--- Problem ---
Report every line of the data where the string "Service" appears.
---------- Data for this task
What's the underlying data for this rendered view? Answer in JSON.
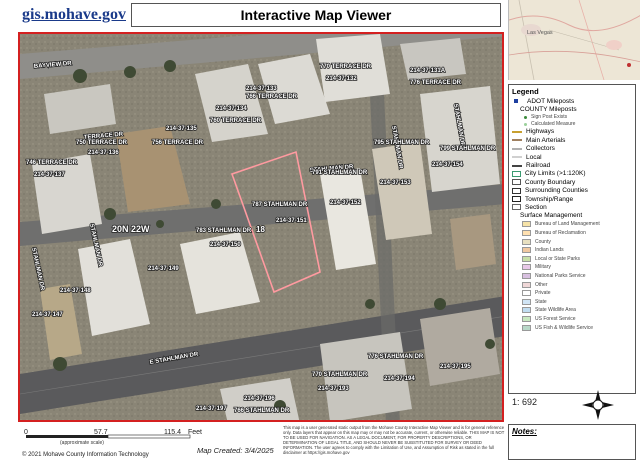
{
  "header": {
    "site": "gis.mohave.gov",
    "title": "Interactive Map Viewer"
  },
  "inset": {
    "city": "Las Vegas"
  },
  "map": {
    "township_label": "20N 22W",
    "section_number": "18",
    "streets": [
      "BAYVIEW DR",
      "TERRACE DR",
      "STAHLMAN DR",
      "STAHLMAN DR",
      "STAHLMAN DR",
      "E STAHLMAN DR",
      "STAHLMAN DR",
      "STAHLMAN DR"
    ],
    "parcels": [
      {
        "apn": "214-37-133",
        "addr": "766 TERRACE DR"
      },
      {
        "apn": "214-37-132",
        "addr": "770 TERRACE DR"
      },
      {
        "apn": "214-37-134",
        "addr": "760 TERRACE DR"
      },
      {
        "apn": "214-37-135",
        "addr": "756 TERRACE DR"
      },
      {
        "apn": "214-37-136",
        "addr": "750 TERRACE DR"
      },
      {
        "apn": "214-37-137",
        "addr": "746 TERRACE DR"
      },
      {
        "apn": "214-37-151",
        "addr": "787 STAHLMAN DR"
      },
      {
        "apn": "214-37-150",
        "addr": "783 STAHLMAN DR"
      },
      {
        "apn": "214-37-152",
        "addr": "791 STAHLMAN DR"
      },
      {
        "apn": "214-37-153",
        "addr": "795 STAHLMAN DR"
      },
      {
        "apn": "214-37-154",
        "addr": "799 STAHLMAN DR"
      },
      {
        "apn": "214-37-131A",
        "addr": "776 TERRACE DR"
      },
      {
        "apn": "214-37-149",
        "addr": ""
      },
      {
        "apn": "214-37-148",
        "addr": ""
      },
      {
        "apn": "214-37-147",
        "addr": ""
      },
      {
        "apn": "214-37-193",
        "addr": "770 STAHLMAN DR"
      },
      {
        "apn": "214-37-194",
        "addr": "776 STAHLMAN DR"
      },
      {
        "apn": "214-37-195",
        "addr": ""
      },
      {
        "apn": "214-37-196",
        "addr": "766 STAHLMAN DR"
      },
      {
        "apn": "214-37-197",
        "addr": ""
      }
    ]
  },
  "legend": {
    "title": "Legend",
    "items": [
      {
        "label": "ADOT Mileposts",
        "kind": "square",
        "color": "#1d3fa0"
      },
      {
        "label": "COUNTY Mileposts",
        "kind": "none",
        "color": ""
      },
      {
        "label": "Sign Post Exists",
        "kind": "subdot",
        "color": "#3a8a3a"
      },
      {
        "label": "Calculated Measure",
        "kind": "subdot",
        "color": "#9bd09b"
      },
      {
        "label": "Highways",
        "kind": "line",
        "color": "#c8a030"
      },
      {
        "label": "Main Arterials",
        "kind": "line",
        "color": "#a08060"
      },
      {
        "label": "Collectors",
        "kind": "line",
        "color": "#b0b0b0"
      },
      {
        "label": "Local",
        "kind": "line",
        "color": "#d0d0d0"
      },
      {
        "label": "Railroad",
        "kind": "line",
        "color": "#444444"
      },
      {
        "label": "City Limits (>1:120K)",
        "kind": "box",
        "color": "#3a9a70"
      },
      {
        "label": "County Boundary",
        "kind": "box",
        "color": "#555555"
      },
      {
        "label": "Surrounding Counties",
        "kind": "box",
        "color": "#333333"
      },
      {
        "label": "Township/Range",
        "kind": "box",
        "color": "#222222"
      },
      {
        "label": "Section",
        "kind": "box",
        "color": "#666666"
      },
      {
        "label": "Surface Management",
        "kind": "none",
        "color": ""
      }
    ],
    "surface": [
      {
        "label": "Bureau of Land Management",
        "color": "#f6e3a8"
      },
      {
        "label": "Bureau of Reclamation",
        "color": "#ffe0b0"
      },
      {
        "label": "County",
        "color": "#e8e0c0"
      },
      {
        "label": "Indian Lands",
        "color": "#f0c8a0"
      },
      {
        "label": "Local or State Parks",
        "color": "#c8e0a8"
      },
      {
        "label": "Military",
        "color": "#e8c8e8"
      },
      {
        "label": "National Parks Service",
        "color": "#d8c0e0"
      },
      {
        "label": "Other",
        "color": "#f0d8d8"
      },
      {
        "label": "Private",
        "color": "#ffffff"
      },
      {
        "label": "State",
        "color": "#d0e4f4"
      },
      {
        "label": "State Wildlife Area",
        "color": "#c0dcf0"
      },
      {
        "label": "US Forest Service",
        "color": "#c8e8c0"
      },
      {
        "label": "US Fish & Wildlife Service",
        "color": "#b8d8c8"
      }
    ]
  },
  "scale": {
    "ratio": "1: 692",
    "ticks": [
      "0",
      "57.7",
      "115.4"
    ],
    "unit": "Feet",
    "note": "(approximate scale)"
  },
  "footer": {
    "created": "Map Created: 3/4/2025",
    "copyright": "© 2021 Mohave County Information Technology",
    "disclaimer": "This map is a user generated static output from the Mohave County Interactive Map Viewer and is for general reference only. Data layers that appear on this map may or may not be accurate, current, or otherwise reliable. THIS MAP IS NOT TO BE USED FOR NAVIGATION. AS A LEGAL DOCUMENT, FOR PROPERTY DESCRIPTIONS, OR DETERMINATION OF LEGAL TITLE, AND SHOULD NEVER BE SUBSTITUTED FOR SURVEY OR DEED INFORMATION. The user agrees to comply with the Limitation of Use, and Assumption of Risk as stated in the full disclaimer at https://gis.mohave.gov"
  },
  "notes": {
    "label": "Notes:"
  }
}
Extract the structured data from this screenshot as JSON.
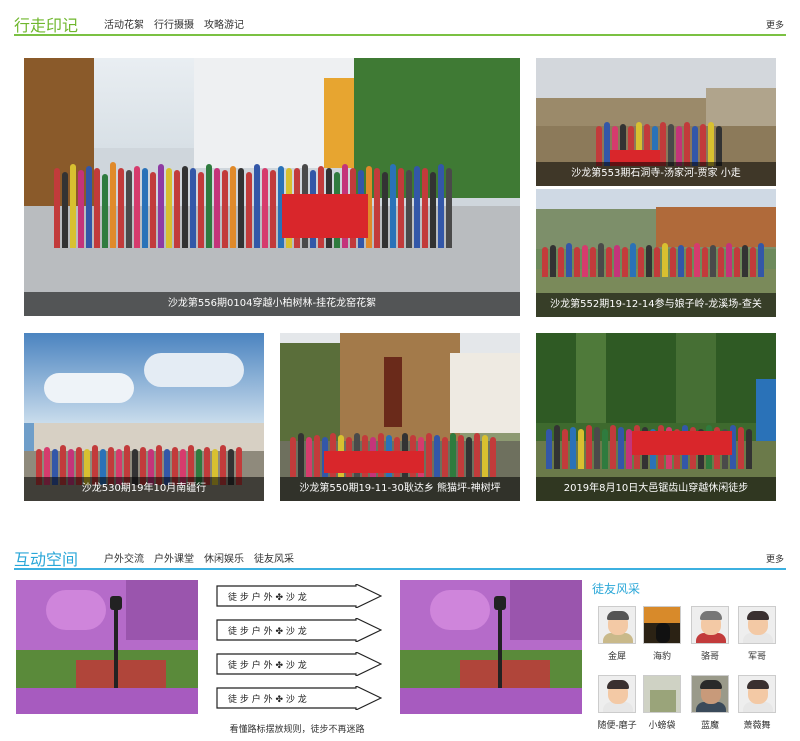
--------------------
--- Answer to the problem ---
        "label": "National Parks Service",
        "label": "US Forest Service",
        "label": "US Fish & Wildlife Service",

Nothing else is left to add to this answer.